The unethical and unnecessary fur trade
In our modern civilization the question of animal rights is becoming increasingly important: a true civilizational challenge.
In the media, discussions are frequently opened by intellectuals about the way we consider animals.
Veterinarians, ethologists, and neuroscientists remind us that animals are still treated as disposable products, no different from cars, furniture, or any other human-owned property, while they are sensitive creatures capable of feeling pain and distress.
Ecologists state that all farming activities have a negative impact on our environment. Statements made by high profile public figures encourage politicians to urgently reconsider the question of animal rights in Europe.
Laurence Parisot, former head of the French MEDEF (Mouvement des Entreprises de France), recently claimed that animal rights are a necessary evolution.
As Europe has always been a leading force towards a more humane society for animals, many NGOs find staggering that real fur is still widely available in Europe and that 6000 fur farms are still operating.
Let’s recall the obvious but forgotten truth: we don’t need to wear fur.
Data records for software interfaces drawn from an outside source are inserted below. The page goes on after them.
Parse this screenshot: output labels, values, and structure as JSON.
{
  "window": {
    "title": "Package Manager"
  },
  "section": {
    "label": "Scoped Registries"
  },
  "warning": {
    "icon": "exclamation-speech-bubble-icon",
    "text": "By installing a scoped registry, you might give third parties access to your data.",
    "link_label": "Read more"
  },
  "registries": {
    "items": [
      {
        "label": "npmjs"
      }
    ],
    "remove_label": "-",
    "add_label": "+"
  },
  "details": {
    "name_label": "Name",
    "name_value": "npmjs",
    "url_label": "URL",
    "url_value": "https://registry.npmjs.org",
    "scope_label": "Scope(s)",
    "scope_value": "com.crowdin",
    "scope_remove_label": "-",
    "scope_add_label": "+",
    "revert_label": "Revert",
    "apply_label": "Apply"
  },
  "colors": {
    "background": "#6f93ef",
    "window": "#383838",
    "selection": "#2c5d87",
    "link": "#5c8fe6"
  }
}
Even in a non-vegetarian world, wearing animal fur when alternatives are widely available is an ethical nonsense.
In fur farms, animals are caged during their entire lives. Studies show that fur-farmed mink suffer from captivity frustration even after 70 generations.
One study published by the zoology department of the University of Oxford clearly suggested that mink kept in cages were enduring immense distress and anxiety. Within the framework of a non invasive experiment, mink deprived of natural activities for 24 hours, like swimming in a pool had a 50% increase in the stress hormone.
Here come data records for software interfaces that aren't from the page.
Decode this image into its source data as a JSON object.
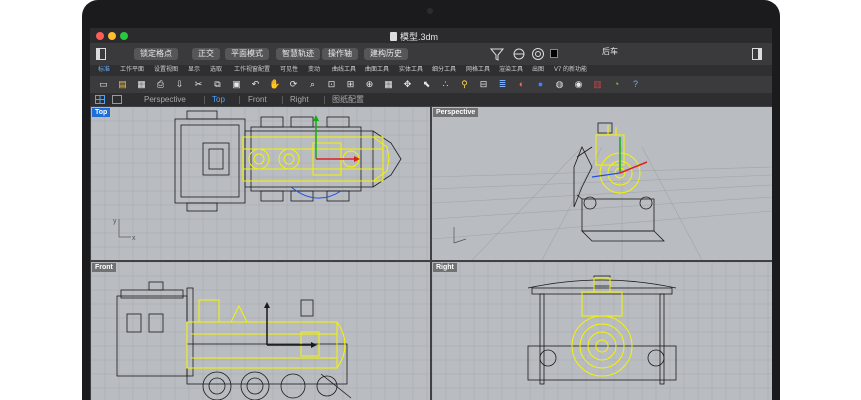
{
  "window": {
    "title": "模型.3dm",
    "traffic_colors": [
      "#ff5f57",
      "#febc2e",
      "#28c840"
    ]
  },
  "command_bar": {
    "buttons": [
      "锁定格点",
      "正交",
      "平面模式",
      "智慧轨迹",
      "操作轴",
      "建构历史"
    ],
    "right_label": "后车"
  },
  "tabs": {
    "items": [
      "标准",
      "工作平面",
      "设置视图",
      "显示",
      "选取",
      "工作视窗配置",
      "可见性",
      "变动",
      "曲线工具",
      "曲面工具",
      "实体工具",
      "细分工具",
      "网格工具",
      "渲染工具",
      "出图",
      "V7 的新功能"
    ],
    "active_index": 0
  },
  "toolbar": {
    "icons": [
      "new-file-icon",
      "open-file-icon",
      "save-icon",
      "print-icon",
      "import-icon",
      "cut-icon",
      "copy-icon",
      "paste-icon",
      "undo-icon",
      "pan-icon",
      "rotate-view-icon",
      "zoom-icon",
      "zoom-window-icon",
      "zoom-extents-icon",
      "zoom-selected-icon",
      "grid-icon",
      "move-icon",
      "select-icon",
      "points-on-icon",
      "lightbulb-icon",
      "lock-icon",
      "layer-icon",
      "material-icon",
      "render-sphere-icon",
      "environment-icon",
      "render-preview-icon",
      "display-mode-icon",
      "color-wheel-icon",
      "help-icon"
    ]
  },
  "view_tabs": {
    "items": [
      "Perspective",
      "Top",
      "Front",
      "Right",
      "图纸配置"
    ],
    "active_index": 1
  },
  "viewports": [
    {
      "label": "Top",
      "active": true
    },
    {
      "label": "Perspective",
      "active": false
    },
    {
      "label": "Front",
      "active": false
    },
    {
      "label": "Right",
      "active": false
    }
  ],
  "axis_labels": {
    "x": "x",
    "y": "y",
    "z": "z"
  },
  "colors": {
    "viewport_bg": "#b9bcc1",
    "grid": "#a6a9ae",
    "wire": "#1a1a1a",
    "selected": "#f4f400",
    "gumball_x": "#e02020",
    "gumball_y": "#10b010",
    "gumball_z": "#2050e0",
    "active_label": "#1e6ed8"
  }
}
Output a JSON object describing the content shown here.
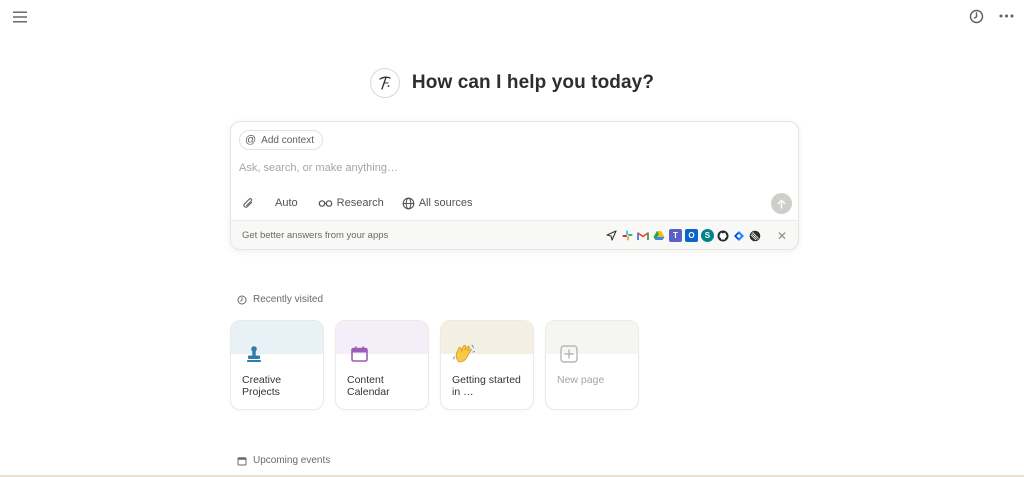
{
  "header": {
    "menu_icon": "hamburger-icon",
    "history_icon": "clock-icon",
    "more_icon": "ellipsis-icon"
  },
  "hero": {
    "title": "How can I help you today?",
    "avatar_icon": "ai-face-icon"
  },
  "composer": {
    "add_context_label": "Add context",
    "input_placeholder": "Ask, search, or make anything…",
    "input_value": "",
    "tools": {
      "attach_icon": "paperclip-icon",
      "auto_label": "Auto",
      "research_label": "Research",
      "sources_label": "All sources"
    },
    "send_icon": "arrow-up-icon",
    "apps_text": "Get better answers from your apps",
    "apps": [
      {
        "name": "send-app-icon",
        "color": "#37352f"
      },
      {
        "name": "slack-icon",
        "color": "#e01e5a"
      },
      {
        "name": "gmail-icon",
        "color": "#ea4335"
      },
      {
        "name": "google-drive-icon",
        "color": "#1fa463"
      },
      {
        "name": "teams-icon",
        "color": "#5b5fc7"
      },
      {
        "name": "outlook-icon",
        "color": "#0a64c9"
      },
      {
        "name": "sharepoint-icon",
        "color": "#038387"
      },
      {
        "name": "github-icon",
        "color": "#24292f"
      },
      {
        "name": "jira-icon",
        "color": "#2684ff"
      },
      {
        "name": "linear-icon",
        "color": "#2f2e2b"
      }
    ],
    "close_icon": "close-icon"
  },
  "recent": {
    "label": "Recently visited",
    "icon": "clock-small-icon",
    "cards": [
      {
        "title": "Creative Projects",
        "band": "#e8f1f6",
        "icon": "stamp-icon"
      },
      {
        "title": "Content Calendar",
        "band": "#f3eef7",
        "icon": "calendar-icon"
      },
      {
        "title": "Getting started in …",
        "band": "#f3f0e3",
        "icon": "waving-hand-icon"
      },
      {
        "title": "New page",
        "band": "#f5f5f4",
        "icon": "plus-square-icon"
      }
    ]
  },
  "upcoming": {
    "label": "Upcoming events",
    "icon": "calendar-small-icon"
  }
}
Mink even after so many generations in captivity, still hear the call of the wild confirmed the biologist Georgia Mason (1)
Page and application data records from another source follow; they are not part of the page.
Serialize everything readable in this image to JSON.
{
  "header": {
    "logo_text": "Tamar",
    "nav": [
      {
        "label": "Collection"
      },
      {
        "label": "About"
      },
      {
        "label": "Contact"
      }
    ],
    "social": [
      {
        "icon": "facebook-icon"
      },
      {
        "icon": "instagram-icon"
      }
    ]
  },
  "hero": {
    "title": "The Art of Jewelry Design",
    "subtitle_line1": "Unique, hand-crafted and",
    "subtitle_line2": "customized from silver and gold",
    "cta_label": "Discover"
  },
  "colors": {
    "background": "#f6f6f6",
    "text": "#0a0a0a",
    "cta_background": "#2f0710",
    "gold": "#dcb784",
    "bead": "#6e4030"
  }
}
Another fundamental study concluded that enriched environment has no effect on animal welfare.
enrichments were not sufficient to decrease or interrupt stereotypic behaviours (2)
There is evidence that they still need to perform natural activities as it was emphasised in a recent study:
farm mink still use water bassins for swimming volontarily, willingly and extensively although the animals are considered to be domesticated and this is often used as an argument that the behavior of wild mink can not be compared to the behavior of farmed mink (3)
Regarding the environmental aspect of the fur industry, a comprehensive study that was made public last year, showed that the environmental impact of natural mink fur coats and trims is higher than the impact of faux fur coats and trims (4)
Forget the fur.
We aknowledge that some might believe that the animal perspective is not easy to interpret.
That is why we must err on the side of caution.
The European Parliament needs to set a limit.
Wonderful green alternatives are now available and should be considered as the only industry to promote.
We are urging the European Parliament to take a stand toward a greener, more sustainable society, that is fairer to animals, and promote recycling and the use of organic and sustainable textiles, which do not imply the killing of millions of animals, and benefit the fur industry.
The Absurdity of fur:
French analysis and the most recent footage in Europe: